TASK REQUIREMENTS
Please repeat, exactly and with nothing extra, the line containing "Output a JSON" and every line after it up to the end of the material.

SUPPLIED MATERIAL
=-=-=-=-=
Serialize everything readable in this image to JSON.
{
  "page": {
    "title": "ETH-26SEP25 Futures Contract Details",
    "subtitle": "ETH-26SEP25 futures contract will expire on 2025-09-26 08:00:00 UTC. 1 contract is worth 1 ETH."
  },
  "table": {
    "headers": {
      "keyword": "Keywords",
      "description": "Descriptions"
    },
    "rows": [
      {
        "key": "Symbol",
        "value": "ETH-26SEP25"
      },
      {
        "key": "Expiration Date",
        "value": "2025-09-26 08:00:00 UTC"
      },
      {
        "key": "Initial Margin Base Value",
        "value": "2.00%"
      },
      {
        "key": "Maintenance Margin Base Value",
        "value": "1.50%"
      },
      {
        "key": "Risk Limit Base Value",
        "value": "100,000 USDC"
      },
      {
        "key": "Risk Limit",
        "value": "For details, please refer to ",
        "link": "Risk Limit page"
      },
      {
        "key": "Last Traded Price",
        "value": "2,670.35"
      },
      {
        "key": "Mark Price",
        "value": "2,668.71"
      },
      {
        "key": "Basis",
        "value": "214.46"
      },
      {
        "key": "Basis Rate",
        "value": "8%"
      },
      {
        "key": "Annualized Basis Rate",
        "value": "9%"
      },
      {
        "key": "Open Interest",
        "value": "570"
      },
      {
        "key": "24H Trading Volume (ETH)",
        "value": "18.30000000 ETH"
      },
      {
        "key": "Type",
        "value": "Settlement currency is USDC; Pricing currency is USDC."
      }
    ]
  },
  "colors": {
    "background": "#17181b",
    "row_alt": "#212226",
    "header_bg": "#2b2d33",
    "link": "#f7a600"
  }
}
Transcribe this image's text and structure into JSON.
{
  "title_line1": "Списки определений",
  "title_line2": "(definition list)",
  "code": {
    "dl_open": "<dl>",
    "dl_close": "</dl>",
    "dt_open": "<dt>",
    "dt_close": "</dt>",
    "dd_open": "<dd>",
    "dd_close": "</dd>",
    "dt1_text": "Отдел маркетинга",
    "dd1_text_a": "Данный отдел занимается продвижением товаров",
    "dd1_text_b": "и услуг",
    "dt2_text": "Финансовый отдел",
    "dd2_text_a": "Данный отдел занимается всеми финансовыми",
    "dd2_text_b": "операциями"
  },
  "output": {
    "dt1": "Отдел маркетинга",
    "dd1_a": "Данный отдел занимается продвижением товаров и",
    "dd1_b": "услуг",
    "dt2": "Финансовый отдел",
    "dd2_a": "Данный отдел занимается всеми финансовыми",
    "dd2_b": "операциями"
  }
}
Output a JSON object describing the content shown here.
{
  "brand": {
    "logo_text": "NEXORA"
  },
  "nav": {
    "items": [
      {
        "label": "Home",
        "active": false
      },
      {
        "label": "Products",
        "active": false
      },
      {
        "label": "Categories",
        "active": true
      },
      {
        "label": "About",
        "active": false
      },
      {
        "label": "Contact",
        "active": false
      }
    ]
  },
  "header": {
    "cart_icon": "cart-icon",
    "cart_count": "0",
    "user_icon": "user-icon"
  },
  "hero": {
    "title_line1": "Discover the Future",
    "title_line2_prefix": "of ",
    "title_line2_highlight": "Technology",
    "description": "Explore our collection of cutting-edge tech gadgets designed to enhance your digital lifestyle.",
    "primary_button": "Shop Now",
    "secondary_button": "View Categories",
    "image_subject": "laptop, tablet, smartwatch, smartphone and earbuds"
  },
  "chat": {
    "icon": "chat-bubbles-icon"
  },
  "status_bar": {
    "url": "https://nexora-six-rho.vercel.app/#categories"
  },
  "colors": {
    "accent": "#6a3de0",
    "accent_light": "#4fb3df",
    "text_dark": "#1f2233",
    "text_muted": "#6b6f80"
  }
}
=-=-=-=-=
RESPONSE FOR THIS EXERCISE
Output a JSON object describing the content shown here.
{
  "brand": {
    "logo_text": "NEXORA"
  },
  "nav": {
    "items": [
      {
        "label": "Home",
        "active": false
      },
      {
        "label": "Products",
        "active": false
      },
      {
        "label": "Categories",
        "active": true
      },
      {
        "label": "About",
        "active": false
      },
      {
        "label": "Contact",
        "active": false
      }
    ]
  },
  "header": {
    "cart_icon": "cart-icon",
    "cart_count": "0",
    "user_icon": "user-icon"
  },
  "hero": {
    "title_line1": "Discover the Future",
    "title_line2_prefix": "of ",
    "title_line2_highlight": "Technology",
    "description": "Explore our collection of cutting-edge tech gadgets designed to enhance your digital lifestyle.",
    "primary_button": "Shop Now",
    "secondary_button": "View Categories",
    "image_subject": "laptop, tablet, smartwatch, smartphone and earbuds"
  },
  "chat": {
    "icon": "chat-bubbles-icon"
  },
  "status_bar": {
    "url": "https://nexora-six-rho.vercel.app/#categories"
  },
  "colors": {
    "accent": "#6a3de0",
    "accent_light": "#4fb3df",
    "text_dark": "#1f2233",
    "text_muted": "#6b6f80"
  }
}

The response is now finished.